◆ **Exercise instructions**
Copy out, from the entries below, each line that holds the string "color".

(Records shown Opens)

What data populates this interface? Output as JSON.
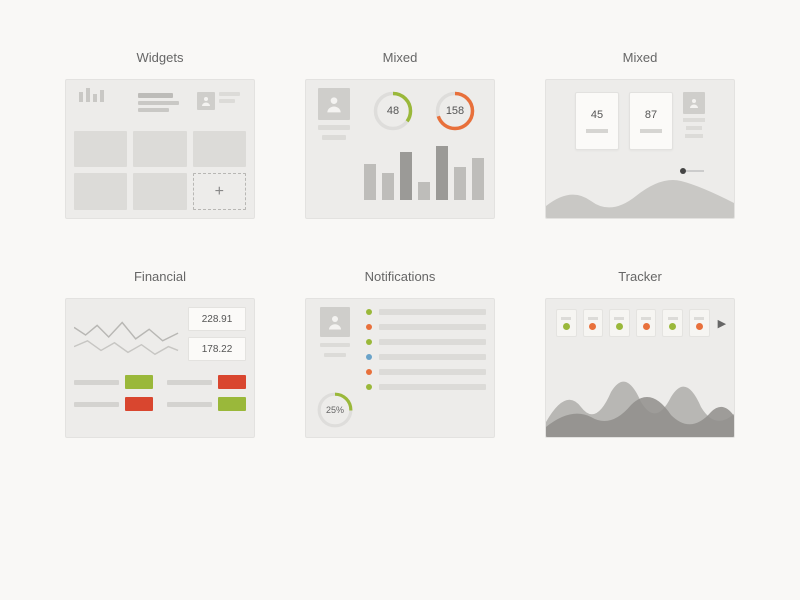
{
  "titles": {
    "widgets": "Widgets",
    "mixed1": "Mixed",
    "mixed2": "Mixed",
    "financial": "Financial",
    "notifications": "Notifications",
    "tracker": "Tracker"
  },
  "mixed1": {
    "gauge_a": "48",
    "gauge_b": "158"
  },
  "mixed2": {
    "card_a": "45",
    "card_b": "87"
  },
  "financial": {
    "value_a": "228.91",
    "value_b": "178.22"
  },
  "notifications": {
    "gauge": "25%"
  },
  "add_glyph": "+",
  "arrow_glyph": "▶",
  "chart_data": {
    "mixed1_bars": [
      60,
      45,
      80,
      30,
      90,
      55,
      70
    ],
    "mixed1_gauges": [
      {
        "value": 48,
        "pct": 35,
        "color": "#9ab83a"
      },
      {
        "value": 158,
        "pct": 70,
        "color": "#e8703b"
      }
    ],
    "notifications_gauge": {
      "pct": 25,
      "color": "#9ab83a"
    },
    "tracker_dots": [
      "green",
      "orange",
      "green",
      "orange",
      "green",
      "orange"
    ]
  }
}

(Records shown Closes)

◆ **Exercise solution**
        "color": "#9ab83a"
        "color": "#e8703b"
      "color": "#9ab83a"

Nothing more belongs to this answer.